Writing Your Recovery Book
I need to write this down..
Organize the confusion. An outlet for stress. The need to tell the story. A need to communicate. Tapping into a creative “flow”. Venting anger and resentment. Documenting progress. Helping others….
Writing for Recovery. Writing for Your Life.
On the third day…
Of my new fragile sobriety, I know that I needed to DO something to keep me focused and accountable.
So I started to write a blog.
I didn’t think anyone would read it. I wrote it mainly for myself. For those times that I felt wobbly or stuck, all my thoughts, hopes and fears would be there, documented, to either motivate me or terrify me into continuing down the sober path.
After a while, it became much more than that. Not only was I communicating to a much larger audience than I ever expected, my blog became an outlet for my anxieties, my joy, and more than that, my creativity.
Writing is essential for my sobriety. Writing is part of who I am. Writing is a way of life, and these days, it has ever started paying the bills.
Blogging, journaling, memoir, self-help, poetry and fiction. I write it all. And I can help you do the same.
“There is no greater agony than bearing an untold story inside of you”
Why Write A Book?
Especially a book about your drinking and your recovery! I always wanted to write a book, but it was not until I quit drinking that it became a possibility…
And I’m not alone.
Since I joined this wonderful sober community, more and more people are finding their creativity, and new ways to express themselves. Lots of people have amazing inspirational stories. But aren’t there enough sober memoirs and recovery stories?
It’s simply not true.
Writing your own recovery story can be cathartic and therapeutic. It can be an accomplishment which is right up there with sobriety. And more than that – YOUR story will inspire others to join this wonderful sober revolution!
So Start Here with Ten Tips For Writing Your Recovery Book
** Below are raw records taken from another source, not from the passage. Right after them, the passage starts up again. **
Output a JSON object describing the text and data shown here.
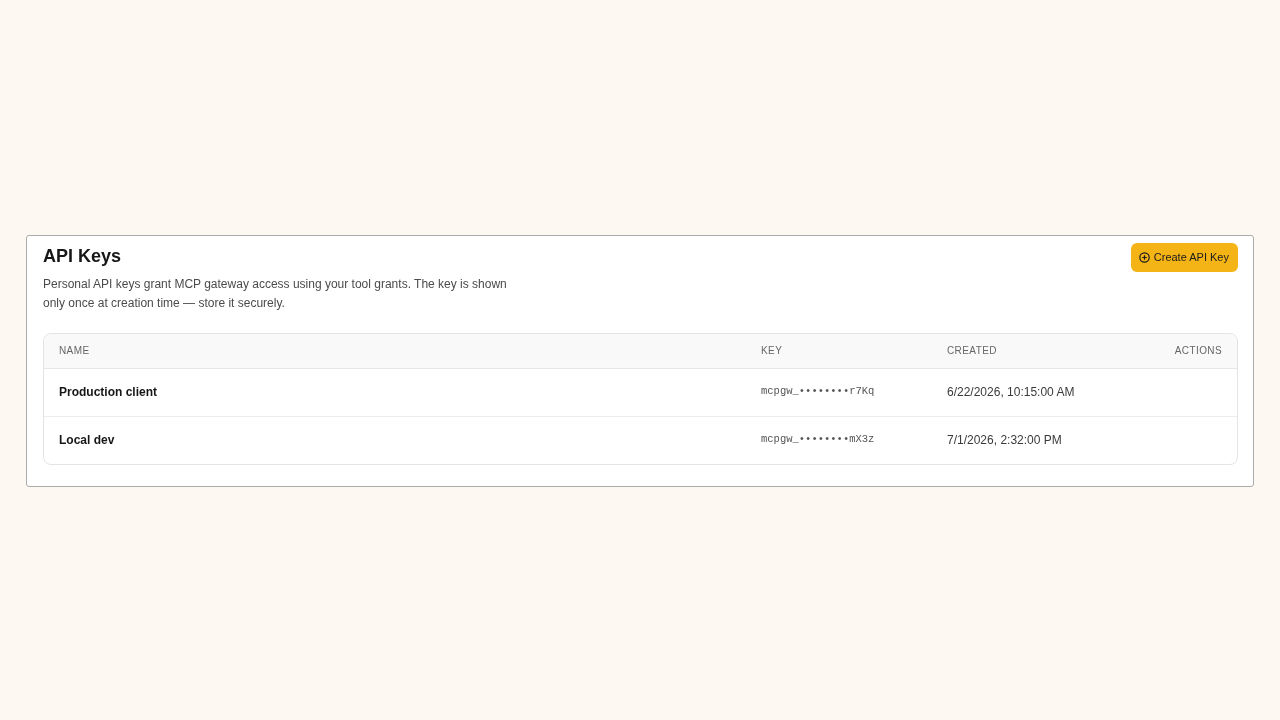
{
  "panel": {
    "title": "API Keys",
    "description": "Personal API keys grant MCP gateway access using your tool grants. The key is shown only once at creation time — store it securely.",
    "create_button": {
      "label": "Create API Key"
    }
  },
  "table": {
    "columns": [
      "NAME",
      "KEY",
      "CREATED",
      "ACTIONS"
    ],
    "rows": [
      {
        "name": "Production client",
        "key": "mcpgw_••••••••r7Kq",
        "created": "6/22/2026, 10:15:00 AM"
      },
      {
        "name": "Local dev",
        "key": "mcpgw_••••••••mX3z",
        "created": "7/1/2026, 2:32:00 PM"
      }
    ]
  }
}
GrabYour FREE E-Book Here
Writing For Recovery. Writing For Life
What do I say? How do I start? What am I trying to accomplish?
When I put my first stumbling words onto paper, I couldn’t translate the words in my head (that sounded eloquent, poetic and EXACTLY what I wanted to say) into coherent written sentences. It took a lot of practice. The only way to get better at writing is to write. But the more I write, the more I get “unstuck”, the more creative I feel…..and the more I write.